## 7. Conclusion

We have considered a class of Poisson-regulated history-dependent random processes, in univariate and multivariate cases. The asymptotic form (for large times) of the first and second moments has been described in general; the same method will determine the asymptotic behaviour of any higher moment in principle, at the expense of formidable mechanical effort.

There are a number of natural extensions and generalizations of these processes; perhaps the most obvious is to consider regulation by a non-homogeneous Poisson process of intensity *λ*(*t*), *t*≥0, which, of course, has no parallel in discrete time. We do not explore this in detail, as in general the processes exhibit behaviour of formidable complexity, but it is amusing to consider special cases. When considering the moments, the effect is to replace *λ* with *λ*(*t*) in the differential equations. Thus, for example, considering the non-homogeneous Poisson-regulated Ulam–Kac sequence in the notation of §3, the mean *m*(*t*) satisfiesWhen *λ*(*t*)=*λt*, this yieldsfor suitable constants *A* and *B*. For *λ*(*t*)=*λ*/*t*, we find thatwhere . We omit consideration of other special cases, and further tractable forms of *λ*(*t*), of which there are many.

There remains a large number of interesting open problems, the most obvious of which is any determination of the probability distributions of the processes. Ben-Naim & Krapivsky (2002) conjecture that, for the discrete-time Ulam–Kac process, the limiting distribution of log *X*_{n}, suitably scaled, is normally distributed; this conjecture was suggested by Monte Carlo simulations. Similar simulations of the Poisson-regulated Ulam–Kac process lead us to the same conjecture in that case. Any proof seems elusive.
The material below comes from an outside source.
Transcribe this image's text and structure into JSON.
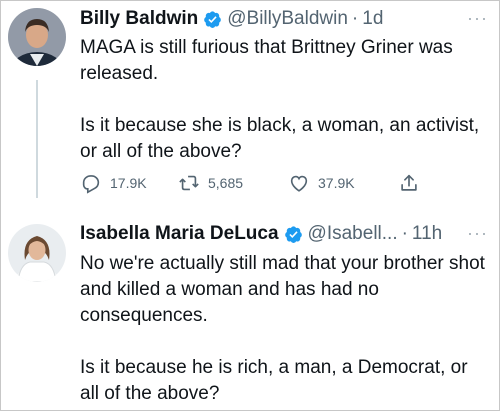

Most other natural questions about these processes, such as first passage distributions and autocorrelation structure, also remain intractable.

## Footnotes

- Received October 29, 2007.
- Accepted January 7, 2008.

- © 2008 The Royal Society